II is out now on Sub Pop.
Other albums of note out this week:
• My Morning Jacket’s skygazing return The Waterfall.
• Best Coast’s hazy, shimmering California Nights.
• Mumford & Sons’ dogshit Coldplay-core move Wilder Mind.
• Torres’ soul-emptying gutpunch Sprinter.
• Downtown Boys’ gloriously progressive skronk-punk blast Full Communism.
• Hop Along’s lovely plainspoken punker Painted Shut.
• Turnover’s shoegazey pop-punker Peripheral Vision.
• Mikal Cronin’s tuneful, orchestral psych-rocker MCIII.
• Kamasi Washington’s aptly titled triple-disc space-jazz odyssey The Epic.
• Superchunk frontman Mac McCaughan’s wayback-machine solo reverie Non-Believers.
• Chris Stapleton’s craggy confessional country album Traveller.
• Coliseum’s throbbing post-hardcore growl Anxiety’s Kiss.
• Todd Rundgren, Hans-Peter Lindstrøm, and Emil Nikolaisen’s astral party Runddans.
• Palma Violets’ raucous Brit-rock sophomore effort Danger In The Club.
• Django Django’s flowery, Clinic-esque psych-pop move Born Under Saturn.
• Warm Soda’s elastic garage rocker Symbolic Dream.
• Jacco Gardner’s baroque psychedelic blissout Hypnophobia.
• Battle Ave’s slow, resonant Year Of Nod.
• All People’s expansive post-punker Learn Forget Repeat.
• Oddisee’s incisive personal rap statement The Good Fight.
• Nosaj Thing’s collab-heavy bass music album Fated.
• Michael Rault’s psych-pop debut Living Daylight.

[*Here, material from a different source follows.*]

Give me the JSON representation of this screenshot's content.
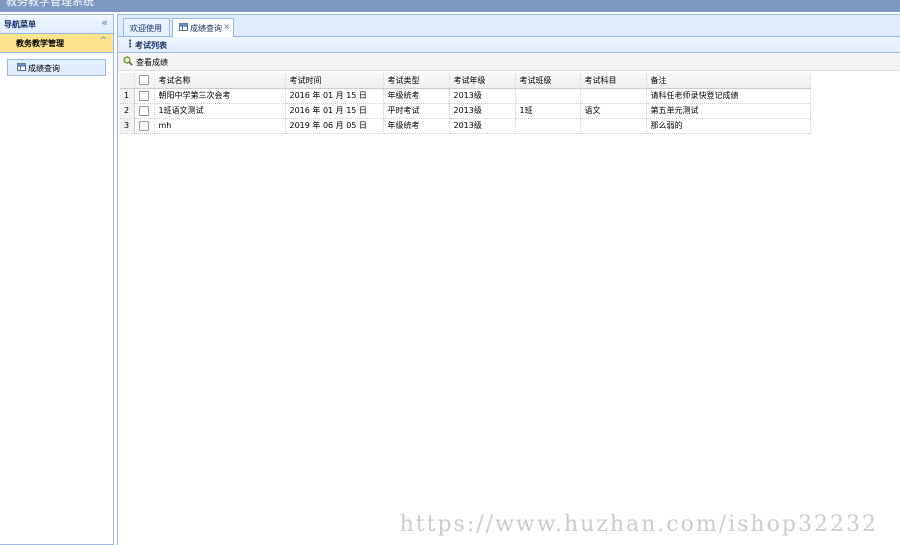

• Van Hunt’s crowdfunded old-soul album The Fun Rises, The Fun Sets.
• Rose Windows’ omnivorous self-titled psych-folk debut.
• Ciara’s breakup album Jackie.
• Gacha’s soothing electronic debut Send Two Sunsets.
• Other Lives’ lush, twangy Rituals.
• Pale Honey’s icy self-titled synthpop debut.
• Pompeya’s grand Russian indie rocker Real.
• Scallops Hotel’s art-rap LP Plain Speaking.
• STS and RJD2’s collaborative album STS x RJD2.
• Andreya Triana’s smoky retro-soul album Giants.
• Quarterbacks side project Fraternal Twin’s debut Skin Gets Hot.
• Dendritic Arbor’s black metal/grindcore onslaught Romantic Love.
• Holy Ghost!’s remix collection Work For Hire.
• PC Music’s singles compilation PC Music Volume 1.
• Wise Blood’s Babyland EP.
• Actress’ DJ-Kicks mix.
• Cheatahs’ Murasaki EP.
• Thin Lips’ Divorce Year EP.
• Honne’s Coastal Love EP.
• Rioux’s Evolver EP.